I remember a very few things that belonged to that first housekeeping. I wish I might have now some of the dark blue plates, with their wonderful pictures, that fascinated me as a child, and held their charm until I was a big girl. Then there were knives with bone handles, fastened on by steel rivets. The forks had two slender tines, that father declared were "just the handiest things in the world to pick a chicken's neck with." I remember the operation. One tine was inserted in the passage of the cord, held firmly, and joint after joint dislocated, and removed.
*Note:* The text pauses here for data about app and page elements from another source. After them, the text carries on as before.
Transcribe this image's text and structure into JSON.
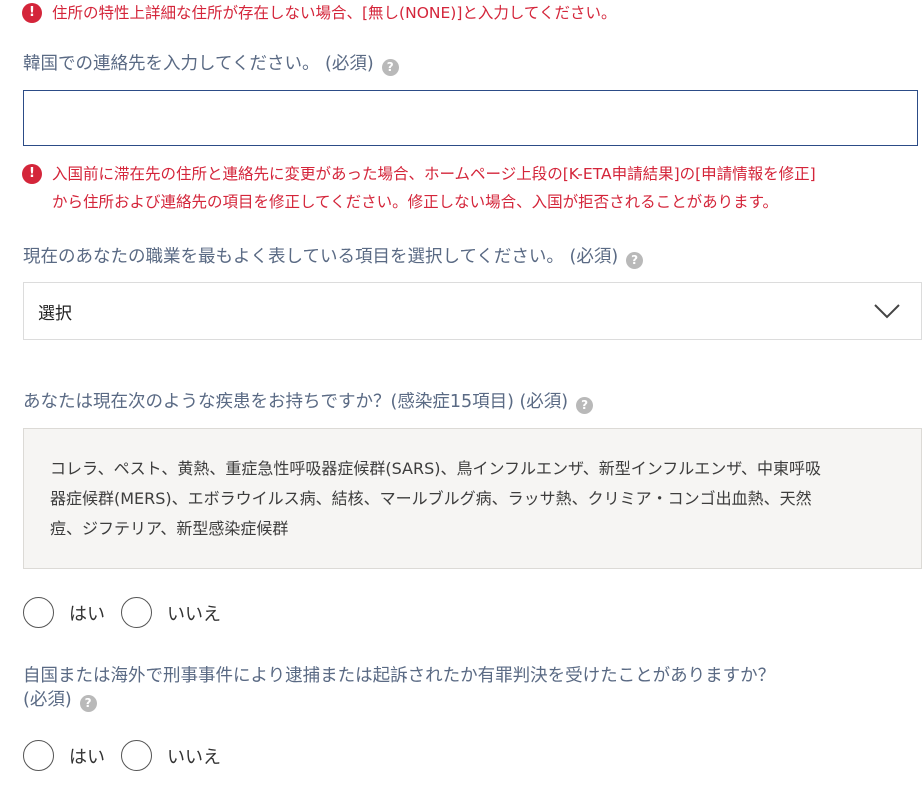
{
  "notices": {
    "none_address": "住所の特性上詳細な住所が存在しない場合、[無し(NONE)]と入力してください。",
    "change_warning": [
      "入国前に滞在先の住所と連絡先に変更があった場合、ホームページ上段の[K-ETA申請結果]の[申請情報を修正]",
      "から住所および連絡先の項目を修正してください。修正しない場合、入国が拒否されることがあります。"
    ]
  },
  "contact": {
    "label": "韓国での連絡先を入力してください。 (必須)",
    "value": ""
  },
  "occupation": {
    "label": "現在のあなたの職業を最もよく表している項目を選択してください。 (必須)",
    "selected": "選択"
  },
  "disease": {
    "label": "あなたは現在次のような疾患をお持ちですか？(感染症15項目) (必須)",
    "list_lines": [
      "コレラ、ペスト、黄熱、重症急性呼吸器症候群(SARS)、鳥インフルエンザ、新型インフルエンザ、中東呼吸",
      "器症候群(MERS)、エボラウイルス病、結核、マールブルグ病、ラッサ熱、クリミア・コンゴ出血熱、天然",
      "痘、ジフテリア、新型感染症候群"
    ],
    "options": {
      "yes": "はい",
      "no": "いいえ"
    }
  },
  "criminal": {
    "label_lines": [
      "自国または海外で刑事事件により逮捕または起訴されたか有罪判決を受けたことがありますか？",
      "(必須)"
    ],
    "options": {
      "yes": "はい",
      "no": "いいえ"
    }
  },
  "icons": {
    "alert": "exclamation-circle-icon",
    "help": "question-circle-icon",
    "dropdown": "chevron-down-icon"
  },
  "colors": {
    "error": "#d4253a",
    "label": "#5a6a84",
    "input_border": "#2c4c87",
    "info_bg": "#f6f5f3"
  }
}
How I wished I could do it!

South Hill Farm

Child Life on the Farm

Barnyard Friends

The Beginning of School Life

Campmeeting and Watchnight

Quarterly Meetings

Blackberries and Robbers


Removal to Ohio

Dress and Peaches

Chills and Fever

Protracted Meetings


The Journey

Shady Hill


A Winter School

A Year in Berlin

Meanwhile and Afterwards


My Marriage

Our Journey to Vinton

Great Grandparents Loizeaux

A Footsore Journey

The Land Voyage

The People at the Farm

The Ways of God

Joy and Blessing

Trials by the Way

Our Life in Vinton

Tears that God Shall Wipe Away

General Conferences

Dark Days and Dreadful Nights

Trial and Romance

"And Your Heavenly Father Knoweth that ye have need of these things."

At Mrs. Weed's House

The Beginning of the Bible Truth Depot

A Call to the East

The Bible Truth Depot in New York City

Two Years in New York City

Trial, Joy and Sorrow

Removal to Plainfield

The Grove Street Home



The Reign of Miss Hamilton

Our Last Visit to the Farm

"The Fashion of This World Passeth Away"

"A Bird's Eye View" of 1215 Putnam Ave.


Typhoid Fever




In The Hospital

Wedding Bells (Anna's Marriage)

Daniel's Wedding

Elie's Wedding

Alfred's Wedding

Elizabeth's Wedding

Arthur's Wedding

Parker's Wedding

Edward's Wedding


In The Bahamas

"Still Haven" in the midst of the Great Metropolis